McConnell: “The Senate Is Not Going To Be Bullied”

By Claire Hardwick

After the House passed a single-piece legislation to increase the second stimulus check form $600 to $2000, with the support of President Trump, all eyes turned towards Majority Leader Mitch McConnell. McConnell, who has made it clear he refuses to compromise on another large check for the American people, made a deal to go half way from the original $1200 in the first package. After weeks of debate and political plays, McConnell got his wish. Suddenly, he was faced with a new problem. 

But for the longtime lawmaker, McConnell found a different way out. He decided to form a new bill he new the Democrats would never accept: repeal of Section 230, increase to the stimulus check, and a special group to look at election integrity. The backlash was immediate, with liberal lawmakers attacking McConnell for refusing to help the American people. 

Despite backlash, however, McConnell made it clear today he would not break under pressure. On the Senate floor, McConnell said, “The Senate is not going to be bullied. The Senate is not going to split apart the three issues Trump linked together just because Democrats are afraid to address two of them.”

McConnell then defended his decision not to pass the House legislation. He the legislation, “’does not align with what President Trump has suggested. And which has no realistic path to quickly pass the Senate.” McConnell said the bill had too many “partisan priorities” to pass in the Republican ruled chamber. 

And now, McConnell has to play politics with Bernie Sanders, who said he will hold up the NDAA veto override if McConnell does not pass the House stimulus check legislation. The NDAA, which is a crucial piece of legislation for conservatives, provides funding for the US Military. In response to Sanders’ threat, McConnell said, “Our colleague says he will slow down this vital bill unless he gets to muscle through another standalone proposal from Speaker Pelosi that would add roughly half a trillion dollars to the national debt.”

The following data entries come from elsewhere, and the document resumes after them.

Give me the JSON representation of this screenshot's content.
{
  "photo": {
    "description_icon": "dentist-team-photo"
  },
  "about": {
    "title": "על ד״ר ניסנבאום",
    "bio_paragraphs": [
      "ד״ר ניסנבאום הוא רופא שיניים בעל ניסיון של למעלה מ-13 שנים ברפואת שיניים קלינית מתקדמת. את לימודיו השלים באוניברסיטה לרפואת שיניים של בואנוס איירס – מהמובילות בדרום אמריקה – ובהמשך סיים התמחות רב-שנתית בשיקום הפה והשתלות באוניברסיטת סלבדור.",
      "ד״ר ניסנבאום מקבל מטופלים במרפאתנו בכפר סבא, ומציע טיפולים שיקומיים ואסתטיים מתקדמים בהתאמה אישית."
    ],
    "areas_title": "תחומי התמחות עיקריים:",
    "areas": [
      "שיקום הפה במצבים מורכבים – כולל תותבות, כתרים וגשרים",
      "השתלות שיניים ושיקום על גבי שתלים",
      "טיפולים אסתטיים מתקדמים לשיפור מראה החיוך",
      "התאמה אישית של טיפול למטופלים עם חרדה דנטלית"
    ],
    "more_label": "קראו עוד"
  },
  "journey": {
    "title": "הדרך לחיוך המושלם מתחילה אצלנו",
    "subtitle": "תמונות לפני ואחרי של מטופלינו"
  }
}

The national debt has been the key pain point for fiscal conservatives throughout the second coronavirus package talks. Sanders, ironically, in more in line with President Trump at this point on the stimulus check issue than Mitch McConnell.